--- Assignment ---
Copy out each entry precisely; no image belongs in the result.

--- Records to process ---

::::

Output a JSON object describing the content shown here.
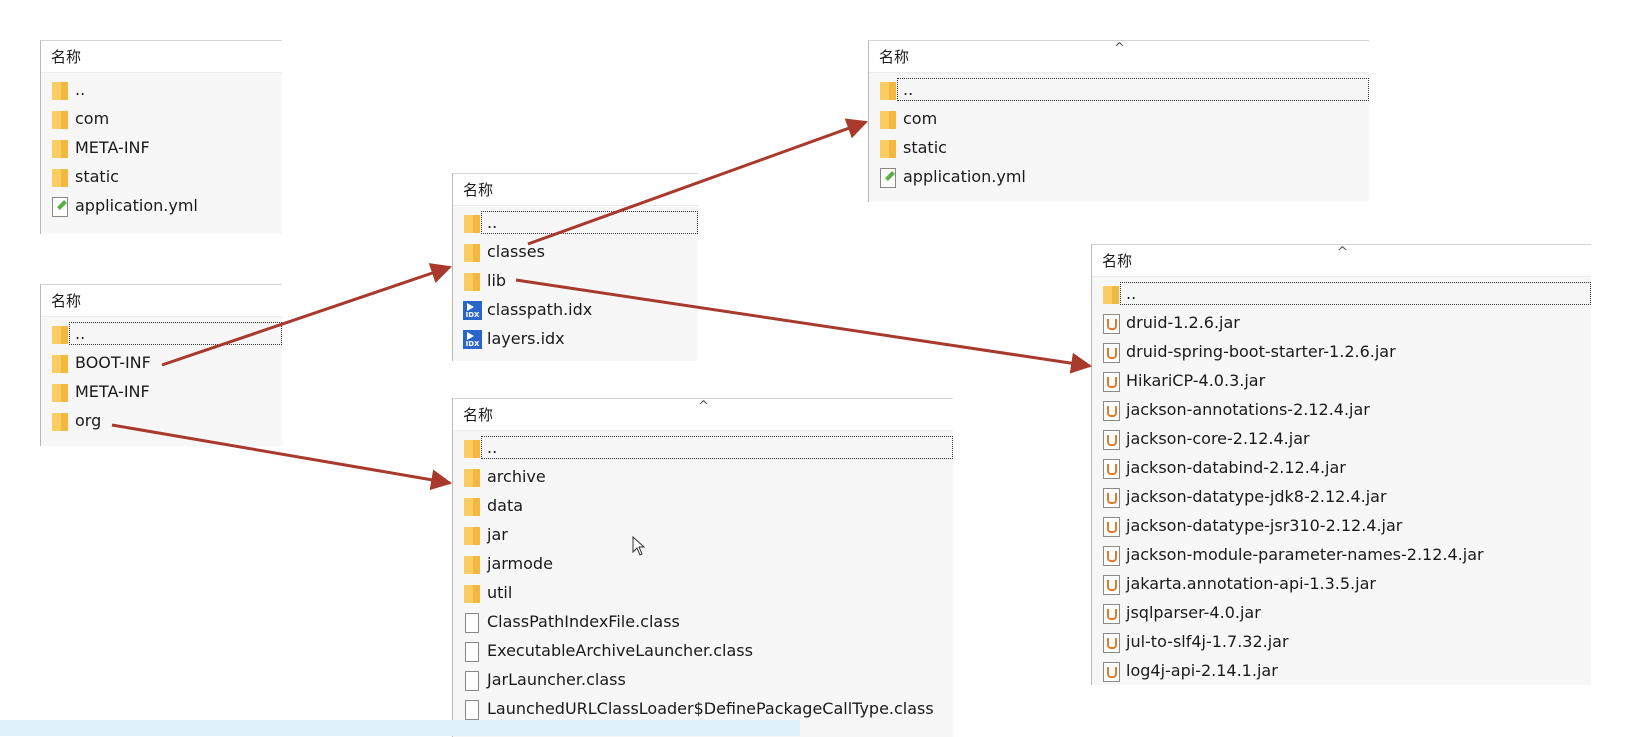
{
  "header_label": "名称",
  "panels": {
    "classes_a": {
      "items": [
        {
          "name": "..",
          "icon": "folder-icon"
        },
        {
          "name": "com",
          "icon": "folder-icon"
        },
        {
          "name": "META-INF",
          "icon": "folder-icon"
        },
        {
          "name": "static",
          "icon": "folder-icon"
        },
        {
          "name": "application.yml",
          "icon": "yml-file-icon"
        }
      ]
    },
    "root": {
      "items": [
        {
          "name": "..",
          "icon": "folder-icon"
        },
        {
          "name": "BOOT-INF",
          "icon": "folder-icon"
        },
        {
          "name": "META-INF",
          "icon": "folder-icon"
        },
        {
          "name": "org",
          "icon": "folder-icon"
        }
      ]
    },
    "boot_inf": {
      "items": [
        {
          "name": "..",
          "icon": "folder-icon"
        },
        {
          "name": "classes",
          "icon": "folder-icon"
        },
        {
          "name": "lib",
          "icon": "folder-icon"
        },
        {
          "name": "classpath.idx",
          "icon": "idx-file-icon"
        },
        {
          "name": "layers.idx",
          "icon": "idx-file-icon"
        }
      ]
    },
    "classes_b": {
      "items": [
        {
          "name": "..",
          "icon": "folder-icon"
        },
        {
          "name": "com",
          "icon": "folder-icon"
        },
        {
          "name": "static",
          "icon": "folder-icon"
        },
        {
          "name": "application.yml",
          "icon": "yml-file-icon"
        }
      ]
    },
    "org": {
      "items": [
        {
          "name": "..",
          "icon": "folder-icon"
        },
        {
          "name": "archive",
          "icon": "folder-icon"
        },
        {
          "name": "data",
          "icon": "folder-icon"
        },
        {
          "name": "jar",
          "icon": "folder-icon"
        },
        {
          "name": "jarmode",
          "icon": "folder-icon"
        },
        {
          "name": "util",
          "icon": "folder-icon"
        },
        {
          "name": "ClassPathIndexFile.class",
          "icon": "class-file-icon"
        },
        {
          "name": "ExecutableArchiveLauncher.class",
          "icon": "class-file-icon"
        },
        {
          "name": "JarLauncher.class",
          "icon": "class-file-icon"
        },
        {
          "name": "LaunchedURLClassLoader$DefinePackageCallType.class",
          "icon": "class-file-icon"
        }
      ]
    },
    "lib": {
      "items": [
        {
          "name": "..",
          "icon": "folder-icon"
        },
        {
          "name": "druid-1.2.6.jar",
          "icon": "jar-file-icon"
        },
        {
          "name": "druid-spring-boot-starter-1.2.6.jar",
          "icon": "jar-file-icon"
        },
        {
          "name": "HikariCP-4.0.3.jar",
          "icon": "jar-file-icon"
        },
        {
          "name": "jackson-annotations-2.12.4.jar",
          "icon": "jar-file-icon"
        },
        {
          "name": "jackson-core-2.12.4.jar",
          "icon": "jar-file-icon"
        },
        {
          "name": "jackson-databind-2.12.4.jar",
          "icon": "jar-file-icon"
        },
        {
          "name": "jackson-datatype-jdk8-2.12.4.jar",
          "icon": "jar-file-icon"
        },
        {
          "name": "jackson-datatype-jsr310-2.12.4.jar",
          "icon": "jar-file-icon"
        },
        {
          "name": "jackson-module-parameter-names-2.12.4.jar",
          "icon": "jar-file-icon"
        },
        {
          "name": "jakarta.annotation-api-1.3.5.jar",
          "icon": "jar-file-icon"
        },
        {
          "name": "jsqlparser-4.0.jar",
          "icon": "jar-file-icon"
        },
        {
          "name": "jul-to-slf4j-1.7.32.jar",
          "icon": "jar-file-icon"
        },
        {
          "name": "log4j-api-2.14.1.jar",
          "icon": "jar-file-icon"
        }
      ]
    }
  },
  "colors": {
    "arrow": "#a8392c",
    "folder": "#f9cd63",
    "panel_bg": "#f7f7f7"
  }
}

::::

--- Answer to this exercise ---
Output a JSON object describing the content shown here.
{
  "header_label": "名称",
  "panels": {
    "classes_a": {
      "items": [
        {
          "name": "..",
          "icon": "folder-icon"
        },
        {
          "name": "com",
          "icon": "folder-icon"
        },
        {
          "name": "META-INF",
          "icon": "folder-icon"
        },
        {
          "name": "static",
          "icon": "folder-icon"
        },
        {
          "name": "application.yml",
          "icon": "yml-file-icon"
        }
      ]
    },
    "root": {
      "items": [
        {
          "name": "..",
          "icon": "folder-icon"
        },
        {
          "name": "BOOT-INF",
          "icon": "folder-icon"
        },
        {
          "name": "META-INF",
          "icon": "folder-icon"
        },
        {
          "name": "org",
          "icon": "folder-icon"
        }
      ]
    },
    "boot_inf": {
      "items": [
        {
          "name": "..",
          "icon": "folder-icon"
        },
        {
          "name": "classes",
          "icon": "folder-icon"
        },
        {
          "name": "lib",
          "icon": "folder-icon"
        },
        {
          "name": "classpath.idx",
          "icon": "idx-file-icon"
        },
        {
          "name": "layers.idx",
          "icon": "idx-file-icon"
        }
      ]
    },
    "classes_b": {
      "items": [
        {
          "name": "..",
          "icon": "folder-icon"
        },
        {
          "name": "com",
          "icon": "folder-icon"
        },
        {
          "name": "static",
          "icon": "folder-icon"
        },
        {
          "name": "application.yml",
          "icon": "yml-file-icon"
        }
      ]
    },
    "org": {
      "items": [
        {
          "name": "..",
          "icon": "folder-icon"
        },
        {
          "name": "archive",
          "icon": "folder-icon"
        },
        {
          "name": "data",
          "icon": "folder-icon"
        },
        {
          "name": "jar",
          "icon": "folder-icon"
        },
        {
          "name": "jarmode",
          "icon": "folder-icon"
        },
        {
          "name": "util",
          "icon": "folder-icon"
        },
        {
          "name": "ClassPathIndexFile.class",
          "icon": "class-file-icon"
        },
        {
          "name": "ExecutableArchiveLauncher.class",
          "icon": "class-file-icon"
        },
        {
          "name": "JarLauncher.class",
          "icon": "class-file-icon"
        },
        {
          "name": "LaunchedURLClassLoader$DefinePackageCallType.class",
          "icon": "class-file-icon"
        }
      ]
    },
    "lib": {
      "items": [
        {
          "name": "..",
          "icon": "folder-icon"
        },
        {
          "name": "druid-1.2.6.jar",
          "icon": "jar-file-icon"
        },
        {
          "name": "druid-spring-boot-starter-1.2.6.jar",
          "icon": "jar-file-icon"
        },
        {
          "name": "HikariCP-4.0.3.jar",
          "icon": "jar-file-icon"
        },
        {
          "name": "jackson-annotations-2.12.4.jar",
          "icon": "jar-file-icon"
        },
        {
          "name": "jackson-core-2.12.4.jar",
          "icon": "jar-file-icon"
        },
        {
          "name": "jackson-databind-2.12.4.jar",
          "icon": "jar-file-icon"
        },
        {
          "name": "jackson-datatype-jdk8-2.12.4.jar",
          "icon": "jar-file-icon"
        },
        {
          "name": "jackson-datatype-jsr310-2.12.4.jar",
          "icon": "jar-file-icon"
        },
        {
          "name": "jackson-module-parameter-names-2.12.4.jar",
          "icon": "jar-file-icon"
        },
        {
          "name": "jakarta.annotation-api-1.3.5.jar",
          "icon": "jar-file-icon"
        },
        {
          "name": "jsqlparser-4.0.jar",
          "icon": "jar-file-icon"
        },
        {
          "name": "jul-to-slf4j-1.7.32.jar",
          "icon": "jar-file-icon"
        },
        {
          "name": "log4j-api-2.14.1.jar",
          "icon": "jar-file-icon"
        }
      ]
    }
  },
  "colors": {
    "arrow": "#a8392c",
    "folder": "#f9cd63",
    "panel_bg": "#f7f7f7"
  }
}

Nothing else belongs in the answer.